The poll of 750 UK workers in customer-facing roles by software firm MaxContact found 72% felt either burnt out already or at imminent risk of being so.
This rose to 83% of those working in contact centres, with MaxContact warning this could mean the sector will soon be facing a similar talent crisis to the 2021 HGV driver shortage if those workers decide to leave.
Nearly half (49%) said they disliked their job and would be looking to move in the near future, rising to 62% of contact centre workers, the poll added.
Among other findings, more than half (52%) of those polled said their workload had increased dramatically since the beginning of the pandemic, and 43% were coping with long working hours.
Nearly nine out of 10 (88%) said the responsibilities within their existing role had expanded since the beginning of the pandemic, but without an accompanying pay rise or promotion.
On average, staff had taken on between one- and two-people’s work in addition to their own, with 10% even stretched to the capacity of three or more people.
Nearly two-thirds (63%) said their company valued customer experience over employee wellbeing and 84% felt under pressure from management to deliver quantity over quality when it came to interactions with customers.
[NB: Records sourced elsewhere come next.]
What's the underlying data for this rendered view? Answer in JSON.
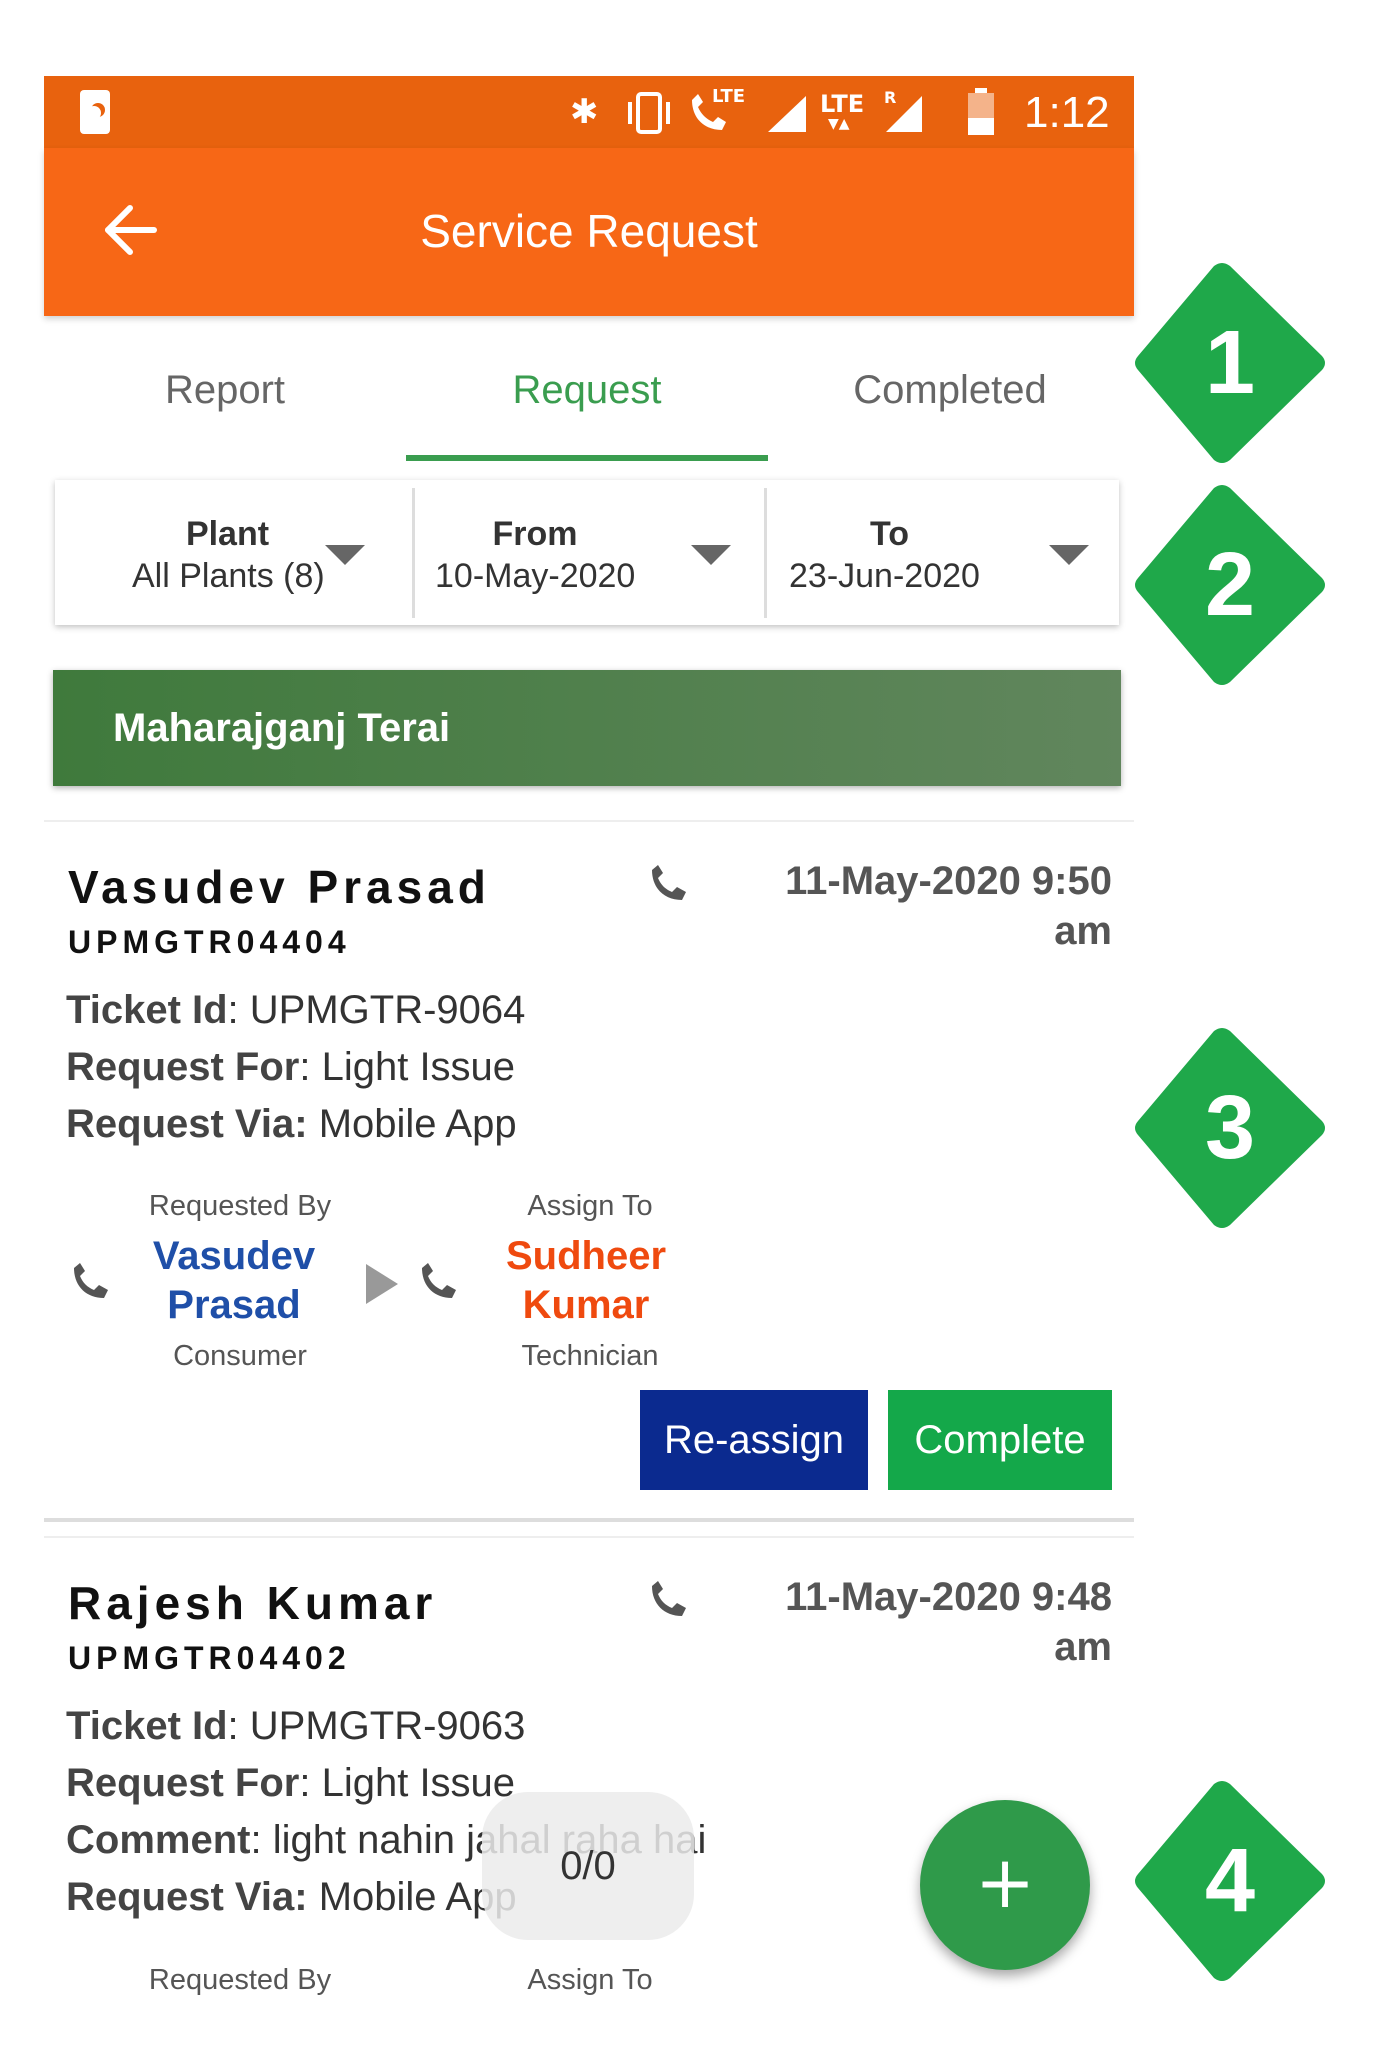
{
  "status_bar": {
    "time": "1:12",
    "icons": [
      "night-mode-icon",
      "bluetooth-icon",
      "vibrate-icon",
      "volte-call-icon",
      "signal-icon",
      "lte-icon",
      "roaming-signal-icon",
      "battery-icon"
    ],
    "lte_label": "LTE",
    "roaming_label": "R"
  },
  "app_bar": {
    "title": "Service Request",
    "back_icon": "arrow-left-icon",
    "color": "#f76716"
  },
  "tabs": [
    {
      "label": "Report",
      "active": false
    },
    {
      "label": "Request",
      "active": true
    },
    {
      "label": "Completed",
      "active": false
    }
  ],
  "filters": {
    "plant": {
      "label": "Plant",
      "value": "All Plants (8)"
    },
    "from": {
      "label": "From",
      "value": "10-May-2020"
    },
    "to": {
      "label": "To",
      "value": "23-Jun-2020"
    }
  },
  "plant_header": "Maharajganj Terai",
  "cards": [
    {
      "name": "Vasudev Prasad",
      "code": "UPMGTR04404",
      "date_line1": "11-May-2020 9:50",
      "date_line2": "am",
      "ticket_label": "Ticket Id",
      "ticket": "UPMGTR-9064",
      "request_for_label": "Request For",
      "request_for": "Light Issue",
      "via_label": "Request Via:",
      "via": "Mobile App",
      "requested_by_label": "Requested By",
      "requested_by_first": "Vasudev",
      "requested_by_last": "Prasad",
      "requested_by_role": "Consumer",
      "assign_to_label": "Assign To",
      "assign_to_first": "Sudheer",
      "assign_to_last": "Kumar",
      "assign_to_role": "Technician",
      "reassign_label": "Re-assign",
      "complete_label": "Complete"
    },
    {
      "name": "Rajesh Kumar",
      "code": "UPMGTR04402",
      "date_line1": "11-May-2020 9:48",
      "date_line2": "am",
      "ticket_label": "Ticket Id",
      "ticket": "UPMGTR-9063",
      "request_for_label": "Request For",
      "request_for": "Light Issue",
      "comment_label": "Comment",
      "comment": "light nahin jahal raha hai",
      "via_label": "Request Via:",
      "via": "Mobile App",
      "requested_by_label": "Requested By",
      "assign_to_label": "Assign To"
    }
  ],
  "page_counter": "0/0",
  "fab_icon": "plus-icon",
  "markers": [
    "1",
    "2",
    "3",
    "4"
  ],
  "colors": {
    "accent_green": "#3a9d4f",
    "reassign": "#0b2a8f",
    "complete": "#14a84a",
    "requester": "#1f4fa8",
    "assignee": "#ef4a0f",
    "marker": "#1fa84a"
  }
}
While just over half (54%) were aware of mental health support initiatives at their workplace, only 32% of them said their managers followed these ‘all the time’.
Ben Booth, chief executive of MaxContact, said: “For those on the phone to customers every day, two years of working alone at the kitchen table, mounting workloads and li
Nic Paton is consulting editor of OHW+. One of the country's foremost workplace health journalists, Nic has written for OHW+ and Occupational Health & Wellbeing since 2001, and edited the magazine from 2018.